CALVING INTERVAL is a poor measure of dairy herd fertility performance, it is far better to use pregnancy rate and a pregnancy inventory, says ABS Global vet Neil Michael.

Dr Michael, from Wisconsin, USA, told delegates that calving interval gives no indication of fertility performance in the past month. “You need a measure that is more sensitive than calving interval or days open.

” He uses five measures to monitor performance, but his top two are pregnancy rate and pregnancy inventory. He defines pregnancy rate as how many cows are pregnant of those that were eligible to become pregnant in a 21-day period.
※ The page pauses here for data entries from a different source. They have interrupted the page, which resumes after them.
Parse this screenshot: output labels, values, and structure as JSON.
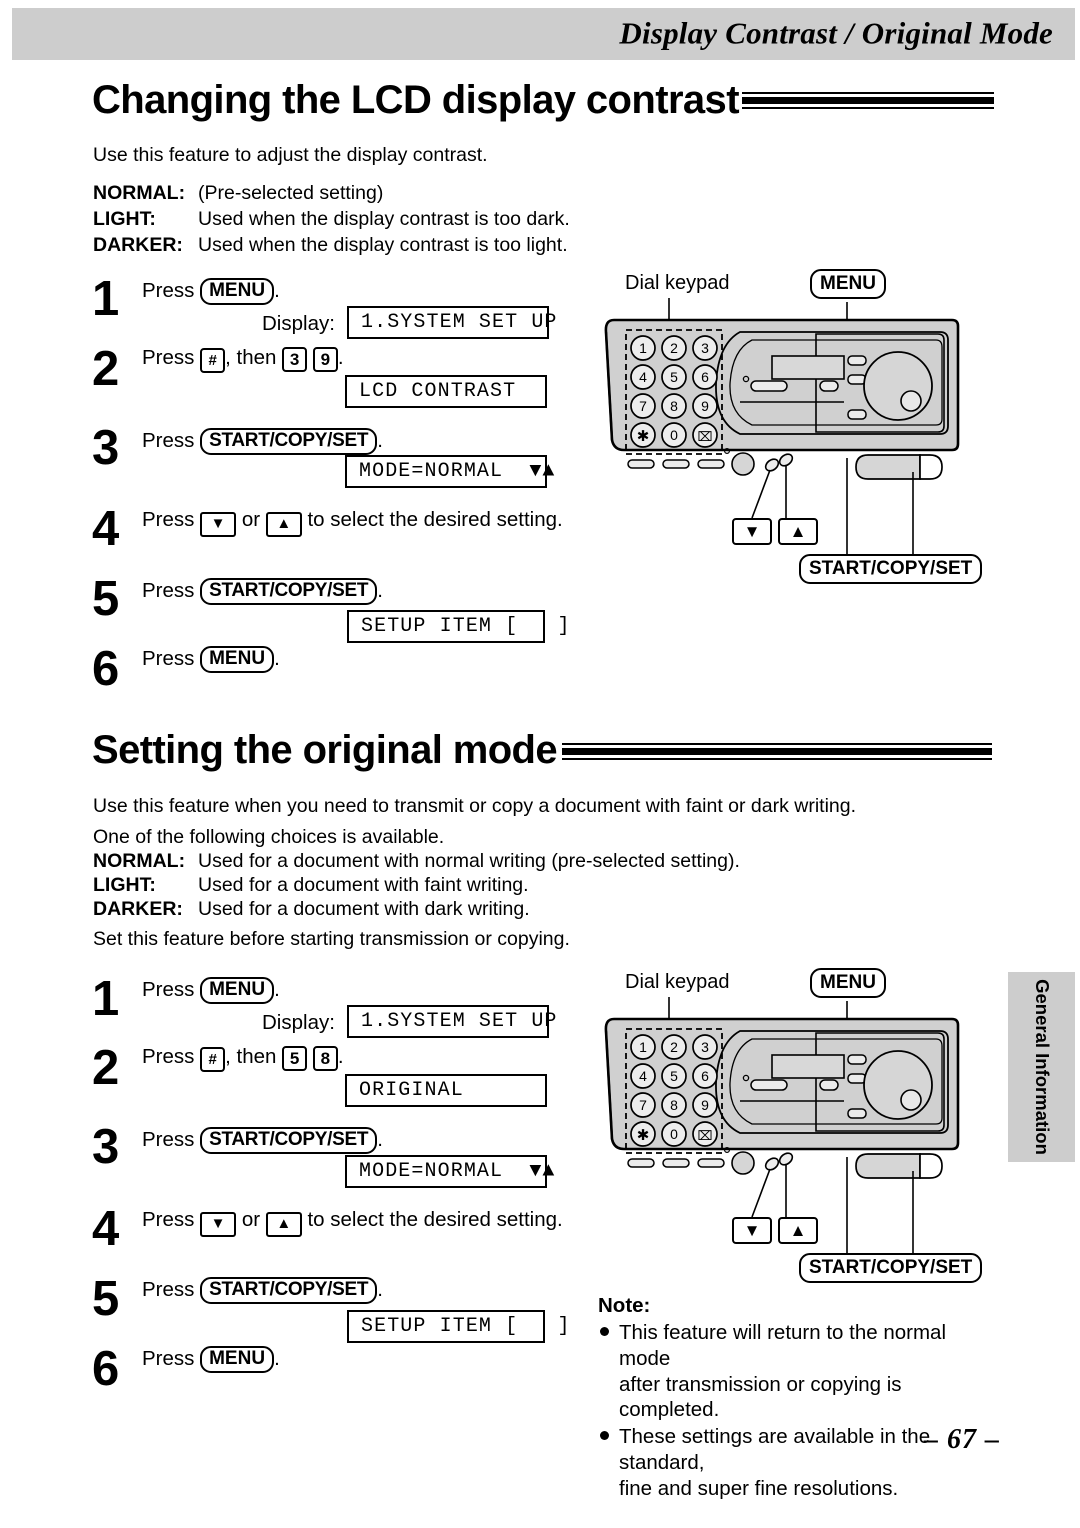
{
  "header": {
    "title": "Display Contrast  / Original Mode"
  },
  "sections": [
    {
      "heading": "Changing the LCD display contrast",
      "intro": "Use this feature to adjust the display contrast.",
      "definitions": [
        {
          "term": "NORMAL:",
          "desc": "(Pre-selected setting)"
        },
        {
          "term": "LIGHT:",
          "desc": "Used when the display contrast is too dark."
        },
        {
          "term": "DARKER:",
          "desc": "Used when the display contrast is too light."
        }
      ],
      "steps": [
        {
          "num": "1",
          "press": "Press",
          "key": "MENU",
          "tail": ".",
          "display_label": "Display:",
          "lcd": "1.SYSTEM SET UP"
        },
        {
          "num": "2",
          "press": "Press",
          "hash": "#",
          "then": ", then",
          "d1": "3",
          "d2": "9",
          "tail": ".",
          "lcd": "LCD CONTRAST"
        },
        {
          "num": "3",
          "press": "Press",
          "key": "START/COPY/SET",
          "tail": ".",
          "lcd": "MODE=NORMAL  ▼▲"
        },
        {
          "num": "4",
          "press": "Press",
          "down": "▼",
          "or": "or",
          "up": "▲",
          "tail2": "to select the desired setting."
        },
        {
          "num": "5",
          "press": "Press",
          "key": "START/COPY/SET",
          "tail": ".",
          "lcd": "SETUP ITEM [   ]"
        },
        {
          "num": "6",
          "press": "Press",
          "key": "MENU",
          "tail": "."
        }
      ]
    },
    {
      "heading": "Setting the original mode",
      "intro": "Use this feature when you need to transmit or copy a document with faint or dark writing.",
      "intro2": "One of the following choices is available.",
      "definitions": [
        {
          "term": "NORMAL:",
          "desc": "Used for a document with normal writing (pre-selected setting)."
        },
        {
          "term": "LIGHT:",
          "desc": "Used for a document with faint writing."
        },
        {
          "term": "DARKER:",
          "desc": "Used for a document with dark writing."
        }
      ],
      "outro": "Set this feature before starting transmission or copying.",
      "steps": [
        {
          "num": "1",
          "press": "Press",
          "key": "MENU",
          "tail": ".",
          "display_label": "Display:",
          "lcd": "1.SYSTEM SET UP"
        },
        {
          "num": "2",
          "press": "Press",
          "hash": "#",
          "then": ", then",
          "d1": "5",
          "d2": "8",
          "tail": ".",
          "lcd": "ORIGINAL"
        },
        {
          "num": "3",
          "press": "Press",
          "key": "START/COPY/SET",
          "tail": ".",
          "lcd": "MODE=NORMAL  ▼▲"
        },
        {
          "num": "4",
          "press": "Press",
          "down": "▼",
          "or": "or",
          "up": "▲",
          "tail2": "to select the desired setting."
        },
        {
          "num": "5",
          "press": "Press",
          "key": "START/COPY/SET",
          "tail": ".",
          "lcd": "SETUP ITEM [   ]"
        },
        {
          "num": "6",
          "press": "Press",
          "key": "MENU",
          "tail": "."
        }
      ]
    }
  ],
  "illustration": {
    "dial_keypad_label": "Dial keypad",
    "menu_callout": "MENU",
    "start_callout": "START/COPY/SET",
    "keypad": [
      "1",
      "2",
      "3",
      "4",
      "5",
      "6",
      "7",
      "8",
      "9",
      "✳",
      "0",
      "⌗"
    ],
    "down_key": "▼",
    "up_key": "▲"
  },
  "side_tab": {
    "label": "General Information"
  },
  "note": {
    "title": "Note:",
    "items": [
      {
        "l1": "This feature will return to the normal mode",
        "l2": "after transmission or copying is completed."
      },
      {
        "l1": "These settings are available in the standard,",
        "l2": "fine and super fine resolutions."
      }
    ]
  },
  "page_number": "– 67 –",
  "colors": {
    "band_gray": "#cdcdcd",
    "machine_body": "#d0d0d0",
    "ink": "#000000"
  }
}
It differs to conception rate, which only takes into account cows served.

Pregnancy inventory will be new to many in the UK, he added. “It shows whether the number of cows due to calve in each week is sufficient to sustain herd size and cashflow in all-year-round calving herds.

” In the USA, the average pregnancy rate for 62,000 cows was just 16%, he said. But those using the ABS Reproductive Management Service have an average pregnancy rate of 19%. Genus in the UK recently launched the same service, in which technicians monitor cow activity.

For each 1% rise in pregnancy rate, Dr Michael said the benefit was an increase in profit of 9.57 a cow each year or 4438 for a typical UK herd.

STANDING TIME

Another factor often reducing fertility performance by up to 3-4% is excessive time spent standing up, believes Dr Michael, who recommends actually measuring time spent on concrete.

“Cows should spend half their time lying down, producing milk.

” An audit of time on concrete takes three to four hours, as it is important to know the time between opening the gate for high yielders at milking and when it is closed. That is multiplied by the number of milkings. Ideally, this should not exceed three hours a day, he said.

The total time cows spend on concrete should not exceed 12 hours a day. And checking how many cows are lying down 2-4 hours after milking will indicate cubicle comfort.